3. I cooked 2 hours for about 1kg (2.2lb) meat. The thickness of the meat was about 10cm (4") in the middle before tied. If your meat is thinner or smaller, it will require slightly less time to get the meat tender. If the meat is larger/thicker, it will take longer. Check if a bamboo skewer can get through it easily.

When I cooked a pork belly which was about1.4kg (3lb)  and rolled into a log of 12cm (4½") diameter, it took 3 hours.

4. It is important to cover the meat with the sauce completely otherwise the part of the meat that did not get marinated will have less flavour.

If using a zip lock bag, try to remove the air in the bag as much as possible.
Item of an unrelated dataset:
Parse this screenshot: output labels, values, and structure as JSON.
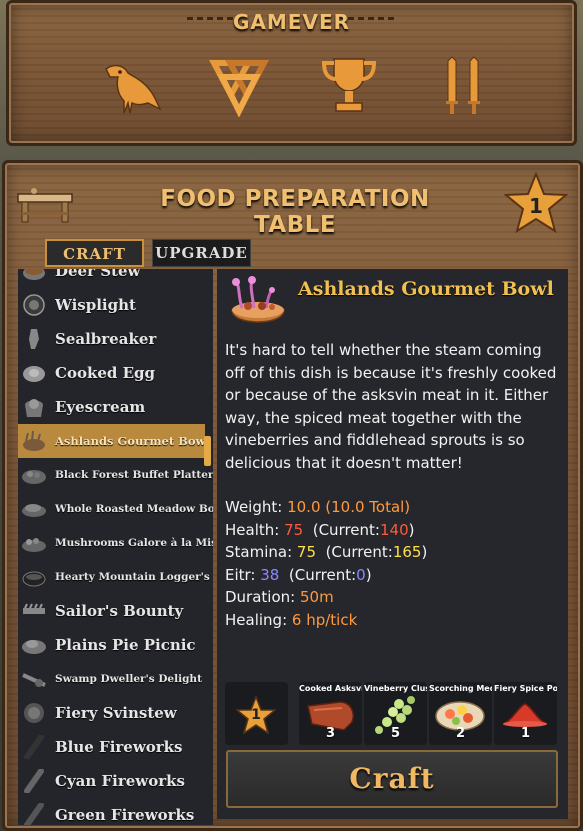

To do this, fill the sink with water as deep as possible, seal the zip leaving 1cm unzipped, then place the bag in the sink. Due to the pressure under the water, the air inside the bag gets pushed to the top. Let go of the air as much as you can and seal the small opening of the zip.

If using a container, try to use a container which just fits in the meat but sufficient height to cover the height of the meat. With my meat, I could have used a large pickle bottle.

If you cannot cover completely, then I would recommend that you turn the meat over occasionally.

5. If I am using the yakibuta as ramen topping, I will slice it thinner.

6. If you can't consume yakibuta at once, you can freeze it after slicing. If you are likely to use frozen sliced yakibuta in small amount, I'd suggest that you place baking paper between the slices so that you can remove each slice easily.

How to Tie Meat

How to tie a block of meat.